The Virginia Military Institute (VMI) has removed the statue of Confederate Gen. Thomas “Stonewall” Jackson on Dec. 7, ending an effort initiated during the Black Lives Matter movement.
The statue, which cadets were required to salute until a few years ago, was removed before 10 am as a small crowd watched amid snow flurries. VMI’s board voted to remove the statue amid allegations of structural racism at the school.
According to the Associated Press, the allegations included lynching threats and a White professor reminiscing about her father’s KKK membership. Founded in 1839, VMI is the oldest state-supported school in the U.S.
During a summer defined by the Black Lives Matter and Defund the Police movements, more than 800 students and alumni signed a petition calling for the downfall of the statue of Stonewall Jackson to be removed from the campus. However, VMI Superintendent General J.H. Binford Peay III refused, saying he’s made efforts to address racism on campus but would not remove any statues or names.
Both the Washington Post and Roanoke Times have reported widespread racism at the military school in recent, years including incoming freshmen being forced to salute the statue and to re-enact a Civil War battle in which VMI cadets took part. The Military Institute also found itself in hot water in 2017 after cadets dressed in cardboard boxes to simulate President Trump’s border wall.

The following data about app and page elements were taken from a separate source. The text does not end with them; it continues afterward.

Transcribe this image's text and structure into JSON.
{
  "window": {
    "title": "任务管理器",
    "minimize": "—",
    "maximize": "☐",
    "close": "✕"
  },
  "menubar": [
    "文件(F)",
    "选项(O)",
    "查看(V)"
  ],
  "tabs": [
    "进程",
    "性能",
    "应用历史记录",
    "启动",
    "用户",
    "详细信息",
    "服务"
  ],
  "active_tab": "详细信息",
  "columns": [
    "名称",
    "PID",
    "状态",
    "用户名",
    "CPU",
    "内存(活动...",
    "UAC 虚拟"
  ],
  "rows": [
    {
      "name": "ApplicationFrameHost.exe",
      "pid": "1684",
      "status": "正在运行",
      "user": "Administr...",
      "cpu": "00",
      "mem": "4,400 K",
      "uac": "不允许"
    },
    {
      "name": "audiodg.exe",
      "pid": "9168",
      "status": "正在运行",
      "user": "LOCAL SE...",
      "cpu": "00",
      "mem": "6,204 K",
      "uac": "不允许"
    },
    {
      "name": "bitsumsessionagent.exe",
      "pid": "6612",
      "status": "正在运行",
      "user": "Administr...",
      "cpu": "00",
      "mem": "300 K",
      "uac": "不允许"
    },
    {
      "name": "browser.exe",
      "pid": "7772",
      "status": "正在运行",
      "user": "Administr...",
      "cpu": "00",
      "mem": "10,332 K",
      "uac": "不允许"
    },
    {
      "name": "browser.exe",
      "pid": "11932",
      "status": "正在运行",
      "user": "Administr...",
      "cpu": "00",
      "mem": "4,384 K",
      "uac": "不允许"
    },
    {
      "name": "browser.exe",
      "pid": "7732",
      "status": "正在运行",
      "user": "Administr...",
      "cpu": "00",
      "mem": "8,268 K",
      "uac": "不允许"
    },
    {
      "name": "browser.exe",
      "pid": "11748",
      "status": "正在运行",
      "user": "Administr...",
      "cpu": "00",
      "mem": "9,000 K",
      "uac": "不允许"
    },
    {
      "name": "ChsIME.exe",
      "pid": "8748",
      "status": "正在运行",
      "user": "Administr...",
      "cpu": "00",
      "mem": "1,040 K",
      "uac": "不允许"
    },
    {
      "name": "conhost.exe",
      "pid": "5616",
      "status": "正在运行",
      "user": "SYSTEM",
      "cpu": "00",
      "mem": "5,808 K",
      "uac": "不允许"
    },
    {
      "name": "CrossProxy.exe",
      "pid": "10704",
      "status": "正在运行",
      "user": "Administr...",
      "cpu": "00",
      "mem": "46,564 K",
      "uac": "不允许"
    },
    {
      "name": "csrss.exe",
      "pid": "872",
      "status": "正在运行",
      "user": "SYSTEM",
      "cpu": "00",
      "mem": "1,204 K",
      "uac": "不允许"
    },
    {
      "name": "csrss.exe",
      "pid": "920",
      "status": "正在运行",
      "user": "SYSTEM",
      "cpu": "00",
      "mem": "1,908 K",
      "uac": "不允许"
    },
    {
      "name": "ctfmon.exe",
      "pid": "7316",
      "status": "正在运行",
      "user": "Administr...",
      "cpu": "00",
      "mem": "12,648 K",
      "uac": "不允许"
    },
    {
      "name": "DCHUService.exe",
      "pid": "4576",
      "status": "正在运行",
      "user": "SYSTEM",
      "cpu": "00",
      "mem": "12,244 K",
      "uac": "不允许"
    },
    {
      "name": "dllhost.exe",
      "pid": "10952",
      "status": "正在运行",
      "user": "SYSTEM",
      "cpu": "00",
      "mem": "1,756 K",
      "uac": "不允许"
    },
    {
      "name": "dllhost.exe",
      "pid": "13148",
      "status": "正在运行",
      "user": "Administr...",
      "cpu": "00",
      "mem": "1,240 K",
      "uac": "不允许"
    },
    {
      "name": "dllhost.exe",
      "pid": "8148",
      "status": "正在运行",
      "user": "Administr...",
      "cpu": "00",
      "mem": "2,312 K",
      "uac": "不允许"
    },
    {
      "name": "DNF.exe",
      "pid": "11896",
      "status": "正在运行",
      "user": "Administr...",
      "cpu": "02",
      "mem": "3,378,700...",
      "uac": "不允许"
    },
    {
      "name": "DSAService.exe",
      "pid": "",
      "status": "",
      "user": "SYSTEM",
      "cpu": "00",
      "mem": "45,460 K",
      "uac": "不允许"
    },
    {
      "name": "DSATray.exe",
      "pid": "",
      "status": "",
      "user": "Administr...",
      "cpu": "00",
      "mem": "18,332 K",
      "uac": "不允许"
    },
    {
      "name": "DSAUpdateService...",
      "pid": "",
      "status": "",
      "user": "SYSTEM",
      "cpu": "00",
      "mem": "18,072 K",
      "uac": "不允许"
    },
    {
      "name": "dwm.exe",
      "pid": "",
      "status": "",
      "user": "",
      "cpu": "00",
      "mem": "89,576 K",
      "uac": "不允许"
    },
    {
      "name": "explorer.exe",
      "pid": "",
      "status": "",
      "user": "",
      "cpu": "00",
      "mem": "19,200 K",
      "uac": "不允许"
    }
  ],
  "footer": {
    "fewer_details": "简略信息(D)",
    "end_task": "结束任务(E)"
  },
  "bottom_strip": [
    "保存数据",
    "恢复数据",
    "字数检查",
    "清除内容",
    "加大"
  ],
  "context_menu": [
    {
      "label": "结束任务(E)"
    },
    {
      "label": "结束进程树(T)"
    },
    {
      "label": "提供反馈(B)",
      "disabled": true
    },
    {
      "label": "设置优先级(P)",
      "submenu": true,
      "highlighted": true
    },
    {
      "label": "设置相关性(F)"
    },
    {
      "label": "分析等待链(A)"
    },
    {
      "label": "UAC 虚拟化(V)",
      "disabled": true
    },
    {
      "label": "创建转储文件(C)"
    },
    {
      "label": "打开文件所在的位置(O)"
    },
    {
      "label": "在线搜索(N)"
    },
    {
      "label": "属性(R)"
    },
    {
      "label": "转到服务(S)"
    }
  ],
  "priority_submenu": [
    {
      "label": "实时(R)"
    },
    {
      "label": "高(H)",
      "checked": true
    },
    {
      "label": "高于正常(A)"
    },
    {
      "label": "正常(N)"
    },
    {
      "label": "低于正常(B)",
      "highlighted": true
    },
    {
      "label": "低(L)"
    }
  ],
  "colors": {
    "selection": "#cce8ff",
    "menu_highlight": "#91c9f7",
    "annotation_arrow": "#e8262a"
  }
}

The issues led to Virginia Gov. Ralph Northam and other state lawmakers to write a letter to VMI President John Boland, saying recent incidents show the school’s values of honor, sacrifice, dignity, and service “do not extend to all students.”
Boland welcomed an investigation into the school and its practices, but Superintendent Peay, who has been running the school since 2003, resigned a week later in October. In November, tapped Maj. Gen Cedric Wins to become the School’s first Black superintendent.
Wins said in a statement on Dec. 7 “it is an understatement to say the relocation of the statue has evoked strong opinions on both sides of the issue.
“The history of VMI over the past 181 years is well-documented. Stonewall Jackson’s ties to Lexington and the Institute as an instructor are part of that history,” Wins said. But “VMI does not define itself by this statue and that is why this move is appropriate,” Wins added.
The statue will be moved to the Virginia Museum of the Civil War and New Market Battlefield State Historical Park. VMI said the removal will cost $209,000, and will be paid with funds from the school’s facility maintenance and operations account.